Task goal
In which lines of the data does the string "eyebrow" appear? Copy every one.
── Provided records ──
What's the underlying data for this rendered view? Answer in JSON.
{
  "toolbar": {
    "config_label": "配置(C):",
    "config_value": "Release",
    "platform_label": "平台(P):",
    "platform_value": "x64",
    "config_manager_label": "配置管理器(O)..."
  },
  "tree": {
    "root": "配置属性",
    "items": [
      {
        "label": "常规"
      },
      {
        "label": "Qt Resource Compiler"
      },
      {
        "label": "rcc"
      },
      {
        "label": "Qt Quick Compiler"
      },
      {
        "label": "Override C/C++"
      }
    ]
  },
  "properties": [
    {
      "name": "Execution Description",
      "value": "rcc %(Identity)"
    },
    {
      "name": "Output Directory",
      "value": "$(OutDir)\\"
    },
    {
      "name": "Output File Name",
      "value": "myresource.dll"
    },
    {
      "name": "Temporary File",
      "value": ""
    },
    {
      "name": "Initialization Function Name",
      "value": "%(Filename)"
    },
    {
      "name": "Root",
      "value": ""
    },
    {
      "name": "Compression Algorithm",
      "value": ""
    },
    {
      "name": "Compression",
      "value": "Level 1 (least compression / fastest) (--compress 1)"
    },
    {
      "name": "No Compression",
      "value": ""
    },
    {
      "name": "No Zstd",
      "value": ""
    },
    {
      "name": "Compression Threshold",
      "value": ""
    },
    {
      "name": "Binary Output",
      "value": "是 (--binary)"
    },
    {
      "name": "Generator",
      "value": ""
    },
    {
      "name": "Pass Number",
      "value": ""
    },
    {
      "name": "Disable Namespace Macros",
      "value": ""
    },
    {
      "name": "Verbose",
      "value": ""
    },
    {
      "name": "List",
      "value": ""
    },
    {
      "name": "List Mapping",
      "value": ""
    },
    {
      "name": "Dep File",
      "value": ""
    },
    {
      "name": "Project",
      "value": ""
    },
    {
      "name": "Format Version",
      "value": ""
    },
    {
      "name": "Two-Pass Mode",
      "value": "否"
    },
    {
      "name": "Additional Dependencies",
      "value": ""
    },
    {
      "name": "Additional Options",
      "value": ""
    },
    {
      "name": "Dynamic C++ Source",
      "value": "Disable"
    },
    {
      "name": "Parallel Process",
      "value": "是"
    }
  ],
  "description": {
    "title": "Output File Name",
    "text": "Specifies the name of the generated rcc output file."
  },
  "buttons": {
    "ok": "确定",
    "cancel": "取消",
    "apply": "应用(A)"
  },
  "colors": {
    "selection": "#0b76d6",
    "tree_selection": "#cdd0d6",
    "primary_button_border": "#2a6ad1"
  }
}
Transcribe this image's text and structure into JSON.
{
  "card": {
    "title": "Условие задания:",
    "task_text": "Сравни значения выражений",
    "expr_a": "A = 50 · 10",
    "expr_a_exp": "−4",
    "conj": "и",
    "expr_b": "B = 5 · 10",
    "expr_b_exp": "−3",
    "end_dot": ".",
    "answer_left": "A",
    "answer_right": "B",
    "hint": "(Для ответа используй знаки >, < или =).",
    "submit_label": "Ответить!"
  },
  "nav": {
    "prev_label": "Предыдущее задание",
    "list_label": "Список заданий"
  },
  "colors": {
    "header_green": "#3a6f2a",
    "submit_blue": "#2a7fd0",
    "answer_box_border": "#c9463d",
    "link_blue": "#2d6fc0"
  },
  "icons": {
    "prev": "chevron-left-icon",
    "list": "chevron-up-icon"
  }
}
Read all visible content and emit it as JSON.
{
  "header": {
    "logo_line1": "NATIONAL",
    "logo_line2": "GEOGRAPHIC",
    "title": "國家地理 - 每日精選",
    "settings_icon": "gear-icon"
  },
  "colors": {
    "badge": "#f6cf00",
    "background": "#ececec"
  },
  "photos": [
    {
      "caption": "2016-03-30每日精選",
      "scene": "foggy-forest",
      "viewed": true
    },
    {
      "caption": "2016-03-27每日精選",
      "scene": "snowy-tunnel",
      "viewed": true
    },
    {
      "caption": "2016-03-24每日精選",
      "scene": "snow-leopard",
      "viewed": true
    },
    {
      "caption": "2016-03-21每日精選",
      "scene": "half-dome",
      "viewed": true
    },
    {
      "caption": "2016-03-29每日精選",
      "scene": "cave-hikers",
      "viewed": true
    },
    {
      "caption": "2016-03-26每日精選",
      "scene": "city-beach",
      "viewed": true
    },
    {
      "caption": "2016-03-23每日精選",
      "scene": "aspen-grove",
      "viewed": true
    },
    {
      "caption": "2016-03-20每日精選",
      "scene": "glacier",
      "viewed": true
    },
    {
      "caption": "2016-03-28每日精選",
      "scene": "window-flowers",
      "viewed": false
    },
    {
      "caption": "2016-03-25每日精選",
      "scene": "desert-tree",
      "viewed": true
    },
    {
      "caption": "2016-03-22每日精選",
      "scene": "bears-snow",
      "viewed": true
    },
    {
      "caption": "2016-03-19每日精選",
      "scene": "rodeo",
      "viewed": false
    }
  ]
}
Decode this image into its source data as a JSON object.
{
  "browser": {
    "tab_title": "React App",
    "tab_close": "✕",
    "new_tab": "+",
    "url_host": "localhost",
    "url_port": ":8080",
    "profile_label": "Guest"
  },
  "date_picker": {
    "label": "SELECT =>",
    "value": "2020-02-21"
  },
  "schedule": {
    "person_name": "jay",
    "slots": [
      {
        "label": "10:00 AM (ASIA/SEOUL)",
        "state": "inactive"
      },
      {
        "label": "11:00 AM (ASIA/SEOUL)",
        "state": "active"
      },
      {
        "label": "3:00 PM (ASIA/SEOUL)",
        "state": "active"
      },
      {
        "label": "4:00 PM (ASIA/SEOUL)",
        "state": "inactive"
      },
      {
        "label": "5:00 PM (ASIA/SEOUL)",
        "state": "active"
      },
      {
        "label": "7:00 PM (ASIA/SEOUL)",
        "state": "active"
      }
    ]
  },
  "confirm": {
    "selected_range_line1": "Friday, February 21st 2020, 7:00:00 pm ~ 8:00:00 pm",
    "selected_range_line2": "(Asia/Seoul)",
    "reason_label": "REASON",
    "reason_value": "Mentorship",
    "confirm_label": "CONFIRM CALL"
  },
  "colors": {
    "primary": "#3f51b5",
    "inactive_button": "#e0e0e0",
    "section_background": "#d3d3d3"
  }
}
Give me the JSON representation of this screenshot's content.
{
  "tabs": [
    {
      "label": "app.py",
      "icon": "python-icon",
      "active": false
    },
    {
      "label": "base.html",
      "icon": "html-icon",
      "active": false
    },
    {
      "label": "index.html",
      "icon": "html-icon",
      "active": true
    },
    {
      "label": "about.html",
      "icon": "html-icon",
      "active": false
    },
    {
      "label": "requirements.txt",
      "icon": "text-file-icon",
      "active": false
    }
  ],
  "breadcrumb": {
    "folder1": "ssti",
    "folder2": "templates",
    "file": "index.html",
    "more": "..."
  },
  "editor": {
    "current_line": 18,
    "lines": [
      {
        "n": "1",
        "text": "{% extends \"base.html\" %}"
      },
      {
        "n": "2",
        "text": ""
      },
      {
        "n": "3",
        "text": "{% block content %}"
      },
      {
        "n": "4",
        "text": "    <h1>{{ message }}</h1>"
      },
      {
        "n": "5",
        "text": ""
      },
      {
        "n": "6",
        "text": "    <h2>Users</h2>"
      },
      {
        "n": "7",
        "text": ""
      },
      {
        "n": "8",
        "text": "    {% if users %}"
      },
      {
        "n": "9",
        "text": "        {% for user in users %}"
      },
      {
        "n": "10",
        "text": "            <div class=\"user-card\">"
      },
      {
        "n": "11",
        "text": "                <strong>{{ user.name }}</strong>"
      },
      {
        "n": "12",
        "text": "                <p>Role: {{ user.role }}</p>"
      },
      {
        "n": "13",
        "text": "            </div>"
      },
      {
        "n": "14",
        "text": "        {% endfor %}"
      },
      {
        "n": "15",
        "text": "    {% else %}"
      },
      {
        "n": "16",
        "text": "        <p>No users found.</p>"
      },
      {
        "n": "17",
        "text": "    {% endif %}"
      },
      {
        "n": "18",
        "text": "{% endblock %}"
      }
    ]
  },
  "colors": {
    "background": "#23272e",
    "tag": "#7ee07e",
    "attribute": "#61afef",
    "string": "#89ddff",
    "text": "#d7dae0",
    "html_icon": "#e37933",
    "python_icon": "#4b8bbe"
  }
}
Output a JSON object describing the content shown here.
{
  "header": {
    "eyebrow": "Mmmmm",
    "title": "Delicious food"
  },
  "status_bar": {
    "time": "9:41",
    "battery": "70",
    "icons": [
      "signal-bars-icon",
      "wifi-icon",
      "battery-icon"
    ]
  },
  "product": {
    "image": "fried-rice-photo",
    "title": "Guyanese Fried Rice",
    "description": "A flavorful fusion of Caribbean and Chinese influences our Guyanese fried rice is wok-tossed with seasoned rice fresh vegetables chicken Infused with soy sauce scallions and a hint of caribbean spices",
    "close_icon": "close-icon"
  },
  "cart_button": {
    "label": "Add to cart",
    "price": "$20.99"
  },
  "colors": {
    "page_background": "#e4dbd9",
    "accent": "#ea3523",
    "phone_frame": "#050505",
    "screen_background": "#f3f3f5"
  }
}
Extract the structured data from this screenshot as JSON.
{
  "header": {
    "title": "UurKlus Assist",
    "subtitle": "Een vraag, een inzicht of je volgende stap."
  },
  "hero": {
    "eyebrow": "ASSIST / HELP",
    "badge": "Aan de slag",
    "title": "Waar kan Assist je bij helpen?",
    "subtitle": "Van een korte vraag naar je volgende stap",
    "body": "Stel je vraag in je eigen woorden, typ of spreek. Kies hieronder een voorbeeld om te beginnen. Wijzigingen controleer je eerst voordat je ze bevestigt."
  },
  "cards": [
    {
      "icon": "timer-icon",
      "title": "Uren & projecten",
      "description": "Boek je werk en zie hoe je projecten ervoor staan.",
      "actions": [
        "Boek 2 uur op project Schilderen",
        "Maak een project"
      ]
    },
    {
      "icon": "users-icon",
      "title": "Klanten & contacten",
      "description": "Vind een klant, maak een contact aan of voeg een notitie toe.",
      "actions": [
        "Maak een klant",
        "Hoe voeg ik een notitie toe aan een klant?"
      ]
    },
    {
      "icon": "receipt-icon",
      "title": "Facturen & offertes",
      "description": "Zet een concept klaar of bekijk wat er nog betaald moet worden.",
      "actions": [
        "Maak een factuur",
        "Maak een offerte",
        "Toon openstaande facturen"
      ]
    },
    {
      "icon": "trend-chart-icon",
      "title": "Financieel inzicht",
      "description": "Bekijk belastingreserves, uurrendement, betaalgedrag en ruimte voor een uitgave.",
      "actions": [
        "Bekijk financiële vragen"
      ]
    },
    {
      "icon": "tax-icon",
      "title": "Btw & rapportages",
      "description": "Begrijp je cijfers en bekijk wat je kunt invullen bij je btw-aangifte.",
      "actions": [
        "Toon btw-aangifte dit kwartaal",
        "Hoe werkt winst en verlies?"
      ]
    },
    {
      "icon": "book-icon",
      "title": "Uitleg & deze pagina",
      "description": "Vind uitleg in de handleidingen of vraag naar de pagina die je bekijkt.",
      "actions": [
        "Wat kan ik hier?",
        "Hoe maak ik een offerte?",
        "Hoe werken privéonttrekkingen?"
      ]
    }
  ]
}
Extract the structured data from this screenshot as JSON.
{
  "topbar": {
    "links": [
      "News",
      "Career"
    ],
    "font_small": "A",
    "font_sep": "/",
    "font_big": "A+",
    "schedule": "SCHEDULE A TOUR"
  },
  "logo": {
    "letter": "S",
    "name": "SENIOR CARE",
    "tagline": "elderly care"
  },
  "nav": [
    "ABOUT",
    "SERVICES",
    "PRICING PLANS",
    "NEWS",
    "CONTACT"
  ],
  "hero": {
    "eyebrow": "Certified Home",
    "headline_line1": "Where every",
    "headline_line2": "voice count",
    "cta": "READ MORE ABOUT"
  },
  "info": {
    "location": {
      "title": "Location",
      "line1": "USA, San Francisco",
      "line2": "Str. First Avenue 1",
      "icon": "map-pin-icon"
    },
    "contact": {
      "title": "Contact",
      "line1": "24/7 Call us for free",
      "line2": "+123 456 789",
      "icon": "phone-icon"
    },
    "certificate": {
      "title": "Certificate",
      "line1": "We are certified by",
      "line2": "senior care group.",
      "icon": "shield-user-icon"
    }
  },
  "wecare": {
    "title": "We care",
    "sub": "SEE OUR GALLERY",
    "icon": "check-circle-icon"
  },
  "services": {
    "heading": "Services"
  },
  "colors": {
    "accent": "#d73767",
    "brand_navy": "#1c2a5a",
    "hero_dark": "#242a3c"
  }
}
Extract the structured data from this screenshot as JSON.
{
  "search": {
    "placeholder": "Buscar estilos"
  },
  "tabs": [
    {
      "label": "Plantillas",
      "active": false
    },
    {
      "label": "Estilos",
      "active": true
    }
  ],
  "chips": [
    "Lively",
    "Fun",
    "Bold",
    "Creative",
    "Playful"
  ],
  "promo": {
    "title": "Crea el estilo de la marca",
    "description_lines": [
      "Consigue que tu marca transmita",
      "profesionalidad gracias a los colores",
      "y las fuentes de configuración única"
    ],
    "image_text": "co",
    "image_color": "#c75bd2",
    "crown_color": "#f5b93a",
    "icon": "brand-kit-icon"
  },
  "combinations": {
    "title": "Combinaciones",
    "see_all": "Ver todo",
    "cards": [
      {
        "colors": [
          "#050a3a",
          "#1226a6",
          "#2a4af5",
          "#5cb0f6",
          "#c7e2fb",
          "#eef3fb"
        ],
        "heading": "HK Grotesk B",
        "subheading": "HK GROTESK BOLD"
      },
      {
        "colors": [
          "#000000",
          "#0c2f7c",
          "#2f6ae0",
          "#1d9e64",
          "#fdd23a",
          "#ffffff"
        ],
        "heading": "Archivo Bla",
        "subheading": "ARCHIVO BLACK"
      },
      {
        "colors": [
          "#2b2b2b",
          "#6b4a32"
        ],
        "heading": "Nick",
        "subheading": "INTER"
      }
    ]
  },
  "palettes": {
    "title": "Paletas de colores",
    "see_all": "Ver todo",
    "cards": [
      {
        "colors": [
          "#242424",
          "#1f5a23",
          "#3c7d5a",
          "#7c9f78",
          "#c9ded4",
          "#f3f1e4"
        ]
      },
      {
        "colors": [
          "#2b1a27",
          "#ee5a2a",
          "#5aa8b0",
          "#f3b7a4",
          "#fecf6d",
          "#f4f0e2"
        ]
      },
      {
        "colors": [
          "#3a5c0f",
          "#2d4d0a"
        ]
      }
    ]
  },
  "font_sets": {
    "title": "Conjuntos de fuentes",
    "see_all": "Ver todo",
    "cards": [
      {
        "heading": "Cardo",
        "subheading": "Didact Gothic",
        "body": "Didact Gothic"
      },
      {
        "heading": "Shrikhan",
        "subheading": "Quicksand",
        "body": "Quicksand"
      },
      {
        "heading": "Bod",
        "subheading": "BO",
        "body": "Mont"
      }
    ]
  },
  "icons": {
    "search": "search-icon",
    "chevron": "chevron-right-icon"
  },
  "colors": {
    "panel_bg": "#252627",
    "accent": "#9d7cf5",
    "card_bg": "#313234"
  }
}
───
The completed task
    "eyebrow": "Mmmmm",
    "eyebrow": "ASSIST / HELP",
    "eyebrow": "Certified Home",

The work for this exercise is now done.